“We are thrilled to have the support of The Norcliffe Foundation for this exciting project,” said Patricia Leach, Executive Director of the Whatcom Museum. “The grant funds will assist us to assemble a truly impactful exhibition, and bring related high-quality educational programming to our community.”
Endangered Species: Artists on the Front Line of Biodiversity presents 70 works of art in various media, from rare books to cutting-edge video, that span the 19th through 21st centuries. It highlights artists who celebrate biodiversity’s exquisite complexity, interpret natural and human-induced extinctions of plants and animals, and focus on endangered species from diverse ecosystems. The exhibition explores art’s historic role in raising public awareness about the human activities that threaten habitats. Weaving together art, natural science, and conservation, Endangered Species also features creative solutions by ecological artists who revitalize habitats and reconnect people to the rich tapestry of life. Featured artists include Ernst Haeckel, George Catlin, Andy Warhol, Patricia Johanson, Isabella Kirkland, and David Liitschwager, among many others.
“We often read news headlines with alarming statistics—60% of the world’s primates, including apes, lemurs and monkeys, are facing extinction—and then turn the page,” said Barbara Matilsky, exhibition curator, and Curator of Art at the Whatcom Museum.” Artists take this information and create imagery that inspires emotional and thought-provoking responses. Hopefully, Endangered Species will stimulate visitors to join with artists, scientists, and conservationists in preserving life’s biodiversity.”

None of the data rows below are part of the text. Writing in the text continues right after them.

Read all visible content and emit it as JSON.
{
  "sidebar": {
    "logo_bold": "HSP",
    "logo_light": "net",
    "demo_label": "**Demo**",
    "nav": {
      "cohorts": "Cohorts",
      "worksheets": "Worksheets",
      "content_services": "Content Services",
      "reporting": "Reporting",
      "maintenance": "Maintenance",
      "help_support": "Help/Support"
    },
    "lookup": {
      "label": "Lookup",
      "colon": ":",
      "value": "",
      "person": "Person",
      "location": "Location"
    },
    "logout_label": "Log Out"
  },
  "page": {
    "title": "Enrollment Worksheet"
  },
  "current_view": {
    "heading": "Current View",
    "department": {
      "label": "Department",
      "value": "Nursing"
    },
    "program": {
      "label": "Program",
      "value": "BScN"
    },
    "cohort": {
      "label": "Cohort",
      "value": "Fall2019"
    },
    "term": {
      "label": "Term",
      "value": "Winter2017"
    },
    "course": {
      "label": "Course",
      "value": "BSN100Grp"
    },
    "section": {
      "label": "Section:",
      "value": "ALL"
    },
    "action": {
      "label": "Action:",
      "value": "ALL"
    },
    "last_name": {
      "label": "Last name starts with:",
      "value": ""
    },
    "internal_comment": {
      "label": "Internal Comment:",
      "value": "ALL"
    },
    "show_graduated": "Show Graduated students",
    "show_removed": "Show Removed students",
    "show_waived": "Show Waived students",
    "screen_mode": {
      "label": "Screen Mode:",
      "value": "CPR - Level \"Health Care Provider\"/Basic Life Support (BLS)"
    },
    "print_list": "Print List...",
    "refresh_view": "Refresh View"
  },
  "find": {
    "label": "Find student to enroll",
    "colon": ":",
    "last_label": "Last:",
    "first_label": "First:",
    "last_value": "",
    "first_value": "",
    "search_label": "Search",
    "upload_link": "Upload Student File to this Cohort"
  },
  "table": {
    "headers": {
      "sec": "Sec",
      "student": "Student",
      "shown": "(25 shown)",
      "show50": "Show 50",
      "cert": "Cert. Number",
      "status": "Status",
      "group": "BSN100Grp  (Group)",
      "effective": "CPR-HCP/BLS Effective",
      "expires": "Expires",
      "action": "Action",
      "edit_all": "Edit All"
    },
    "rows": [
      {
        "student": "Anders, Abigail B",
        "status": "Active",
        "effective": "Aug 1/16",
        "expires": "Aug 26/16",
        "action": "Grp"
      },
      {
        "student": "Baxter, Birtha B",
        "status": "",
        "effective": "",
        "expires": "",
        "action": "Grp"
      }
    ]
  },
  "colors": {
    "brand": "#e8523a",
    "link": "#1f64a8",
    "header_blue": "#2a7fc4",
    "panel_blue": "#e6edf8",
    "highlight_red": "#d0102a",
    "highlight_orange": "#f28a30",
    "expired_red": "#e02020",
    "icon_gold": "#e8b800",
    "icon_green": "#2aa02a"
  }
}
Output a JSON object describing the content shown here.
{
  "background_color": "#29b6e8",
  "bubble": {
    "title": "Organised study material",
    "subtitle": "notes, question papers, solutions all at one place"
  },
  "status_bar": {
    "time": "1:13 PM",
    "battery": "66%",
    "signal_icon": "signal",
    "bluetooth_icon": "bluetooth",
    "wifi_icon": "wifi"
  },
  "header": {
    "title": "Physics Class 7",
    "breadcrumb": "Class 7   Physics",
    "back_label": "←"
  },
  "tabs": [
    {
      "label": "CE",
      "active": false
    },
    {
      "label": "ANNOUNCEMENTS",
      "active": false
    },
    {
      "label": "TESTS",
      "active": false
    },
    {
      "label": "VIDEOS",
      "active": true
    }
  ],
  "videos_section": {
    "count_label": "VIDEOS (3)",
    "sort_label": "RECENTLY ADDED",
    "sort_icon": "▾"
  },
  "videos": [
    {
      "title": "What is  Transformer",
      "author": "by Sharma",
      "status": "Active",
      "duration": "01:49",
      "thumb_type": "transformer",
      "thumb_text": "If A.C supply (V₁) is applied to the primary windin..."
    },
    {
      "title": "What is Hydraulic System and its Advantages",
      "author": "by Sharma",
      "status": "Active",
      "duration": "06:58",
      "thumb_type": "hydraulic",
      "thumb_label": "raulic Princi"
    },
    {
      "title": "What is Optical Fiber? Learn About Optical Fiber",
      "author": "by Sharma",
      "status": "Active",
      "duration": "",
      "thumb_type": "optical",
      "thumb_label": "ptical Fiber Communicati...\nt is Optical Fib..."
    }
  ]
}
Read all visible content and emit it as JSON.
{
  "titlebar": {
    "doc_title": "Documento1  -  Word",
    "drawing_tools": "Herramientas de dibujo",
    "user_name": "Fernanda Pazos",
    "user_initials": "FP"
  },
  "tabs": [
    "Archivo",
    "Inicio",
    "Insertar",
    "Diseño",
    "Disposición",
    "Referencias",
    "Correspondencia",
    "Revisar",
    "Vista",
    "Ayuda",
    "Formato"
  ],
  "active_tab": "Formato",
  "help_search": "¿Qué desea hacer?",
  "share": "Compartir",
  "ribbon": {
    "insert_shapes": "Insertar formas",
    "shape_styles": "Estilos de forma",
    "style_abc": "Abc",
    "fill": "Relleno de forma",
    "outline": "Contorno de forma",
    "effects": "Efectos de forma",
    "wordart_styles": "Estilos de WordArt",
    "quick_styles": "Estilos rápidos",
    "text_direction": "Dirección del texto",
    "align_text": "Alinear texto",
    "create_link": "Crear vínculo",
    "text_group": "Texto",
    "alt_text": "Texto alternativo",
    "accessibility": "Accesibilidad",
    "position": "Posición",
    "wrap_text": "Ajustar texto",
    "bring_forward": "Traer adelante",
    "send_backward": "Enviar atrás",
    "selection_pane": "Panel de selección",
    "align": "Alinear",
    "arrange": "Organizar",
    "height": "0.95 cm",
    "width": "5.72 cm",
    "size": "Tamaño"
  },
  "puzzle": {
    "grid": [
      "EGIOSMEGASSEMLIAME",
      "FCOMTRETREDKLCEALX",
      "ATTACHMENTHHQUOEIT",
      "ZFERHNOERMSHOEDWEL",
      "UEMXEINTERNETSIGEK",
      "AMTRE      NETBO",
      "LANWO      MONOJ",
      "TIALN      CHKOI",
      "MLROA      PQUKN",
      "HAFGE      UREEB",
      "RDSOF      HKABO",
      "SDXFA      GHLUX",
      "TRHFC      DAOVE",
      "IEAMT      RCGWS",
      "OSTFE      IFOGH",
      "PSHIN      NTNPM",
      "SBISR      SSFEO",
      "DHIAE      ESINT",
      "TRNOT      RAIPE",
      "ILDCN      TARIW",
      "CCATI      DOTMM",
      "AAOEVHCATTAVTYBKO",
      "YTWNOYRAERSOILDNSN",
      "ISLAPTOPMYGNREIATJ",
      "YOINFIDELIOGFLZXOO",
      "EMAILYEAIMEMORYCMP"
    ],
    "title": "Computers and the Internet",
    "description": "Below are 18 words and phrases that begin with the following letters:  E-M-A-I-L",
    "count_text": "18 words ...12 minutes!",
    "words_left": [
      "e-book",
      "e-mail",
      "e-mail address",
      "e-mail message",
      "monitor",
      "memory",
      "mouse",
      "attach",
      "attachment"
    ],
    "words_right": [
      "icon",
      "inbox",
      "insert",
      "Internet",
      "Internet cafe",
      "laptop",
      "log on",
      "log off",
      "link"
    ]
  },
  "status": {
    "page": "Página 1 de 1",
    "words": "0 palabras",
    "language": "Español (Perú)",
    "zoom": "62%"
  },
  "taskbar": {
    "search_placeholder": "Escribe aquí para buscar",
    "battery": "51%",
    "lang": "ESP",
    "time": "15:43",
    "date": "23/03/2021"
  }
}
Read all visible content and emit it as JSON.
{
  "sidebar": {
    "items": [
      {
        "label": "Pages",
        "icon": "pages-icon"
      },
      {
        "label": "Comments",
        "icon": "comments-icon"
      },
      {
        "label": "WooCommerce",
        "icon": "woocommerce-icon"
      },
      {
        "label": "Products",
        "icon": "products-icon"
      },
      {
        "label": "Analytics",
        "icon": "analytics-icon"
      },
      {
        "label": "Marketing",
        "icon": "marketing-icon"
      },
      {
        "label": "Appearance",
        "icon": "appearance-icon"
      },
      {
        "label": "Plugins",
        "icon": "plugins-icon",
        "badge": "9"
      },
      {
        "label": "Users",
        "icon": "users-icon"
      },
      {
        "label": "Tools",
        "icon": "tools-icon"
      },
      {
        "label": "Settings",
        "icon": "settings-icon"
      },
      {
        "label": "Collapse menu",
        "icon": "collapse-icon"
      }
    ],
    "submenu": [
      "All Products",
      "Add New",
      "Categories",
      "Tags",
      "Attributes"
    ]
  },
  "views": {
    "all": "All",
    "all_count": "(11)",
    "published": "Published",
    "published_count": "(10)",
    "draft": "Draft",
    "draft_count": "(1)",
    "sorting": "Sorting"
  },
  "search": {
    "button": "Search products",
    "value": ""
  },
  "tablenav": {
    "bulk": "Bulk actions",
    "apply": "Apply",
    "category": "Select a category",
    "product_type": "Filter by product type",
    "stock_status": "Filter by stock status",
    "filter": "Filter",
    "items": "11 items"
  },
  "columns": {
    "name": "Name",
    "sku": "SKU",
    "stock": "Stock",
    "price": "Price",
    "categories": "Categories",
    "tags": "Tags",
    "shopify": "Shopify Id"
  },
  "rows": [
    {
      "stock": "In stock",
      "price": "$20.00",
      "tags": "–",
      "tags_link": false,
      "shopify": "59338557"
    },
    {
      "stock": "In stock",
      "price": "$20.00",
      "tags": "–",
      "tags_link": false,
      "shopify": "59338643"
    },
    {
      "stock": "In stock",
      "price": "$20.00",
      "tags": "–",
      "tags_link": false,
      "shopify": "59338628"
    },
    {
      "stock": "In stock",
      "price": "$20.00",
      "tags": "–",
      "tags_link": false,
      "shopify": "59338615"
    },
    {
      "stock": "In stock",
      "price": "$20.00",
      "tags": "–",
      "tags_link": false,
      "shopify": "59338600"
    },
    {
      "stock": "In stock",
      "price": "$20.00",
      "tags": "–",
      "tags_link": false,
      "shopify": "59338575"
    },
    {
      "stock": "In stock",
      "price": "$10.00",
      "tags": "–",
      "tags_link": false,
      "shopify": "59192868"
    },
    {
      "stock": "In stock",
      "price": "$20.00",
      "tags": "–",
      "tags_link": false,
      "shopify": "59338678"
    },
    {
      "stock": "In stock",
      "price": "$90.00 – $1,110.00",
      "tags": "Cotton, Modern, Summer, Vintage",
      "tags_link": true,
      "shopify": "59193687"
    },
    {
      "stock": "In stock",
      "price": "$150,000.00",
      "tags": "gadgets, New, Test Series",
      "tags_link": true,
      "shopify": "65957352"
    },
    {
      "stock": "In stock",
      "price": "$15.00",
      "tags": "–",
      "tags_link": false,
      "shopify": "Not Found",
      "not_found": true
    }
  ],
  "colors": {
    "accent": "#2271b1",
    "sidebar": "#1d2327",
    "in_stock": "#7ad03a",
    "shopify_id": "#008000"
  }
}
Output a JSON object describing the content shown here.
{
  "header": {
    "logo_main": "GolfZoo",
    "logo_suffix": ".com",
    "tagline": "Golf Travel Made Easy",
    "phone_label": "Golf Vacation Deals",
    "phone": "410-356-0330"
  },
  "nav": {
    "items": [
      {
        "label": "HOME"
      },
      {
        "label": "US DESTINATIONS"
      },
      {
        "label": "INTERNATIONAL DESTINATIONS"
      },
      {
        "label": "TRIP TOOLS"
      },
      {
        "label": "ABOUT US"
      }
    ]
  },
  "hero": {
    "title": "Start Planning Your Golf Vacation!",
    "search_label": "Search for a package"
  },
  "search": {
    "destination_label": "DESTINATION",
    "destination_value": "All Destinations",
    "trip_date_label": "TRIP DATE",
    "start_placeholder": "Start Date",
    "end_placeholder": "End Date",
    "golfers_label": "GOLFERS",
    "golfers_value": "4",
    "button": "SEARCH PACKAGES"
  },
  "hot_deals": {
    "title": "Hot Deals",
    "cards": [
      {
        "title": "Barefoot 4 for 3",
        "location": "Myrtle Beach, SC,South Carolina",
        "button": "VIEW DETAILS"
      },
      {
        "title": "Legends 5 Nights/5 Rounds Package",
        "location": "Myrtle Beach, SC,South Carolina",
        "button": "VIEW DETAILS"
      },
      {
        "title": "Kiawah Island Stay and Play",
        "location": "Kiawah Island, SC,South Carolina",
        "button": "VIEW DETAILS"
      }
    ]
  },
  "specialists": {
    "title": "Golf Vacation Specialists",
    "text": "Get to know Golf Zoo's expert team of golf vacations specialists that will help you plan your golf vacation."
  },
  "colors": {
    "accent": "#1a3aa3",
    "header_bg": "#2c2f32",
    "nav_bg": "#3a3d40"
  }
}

The Norcliffe Foundation is a private nonprofit family foundation established in 1952 by Paul Pigott with the intention of improving the quality of life of people in Puget Sound communities by the application of financial and human resources. Succeeding generations of the family have continued to support The Foundation in this tradition. Grants are given to nonprofit organizations, and areas of support include education, health, social services, civic improvement, religion, culture and the arts, the environment, historic preservation, and youth programs.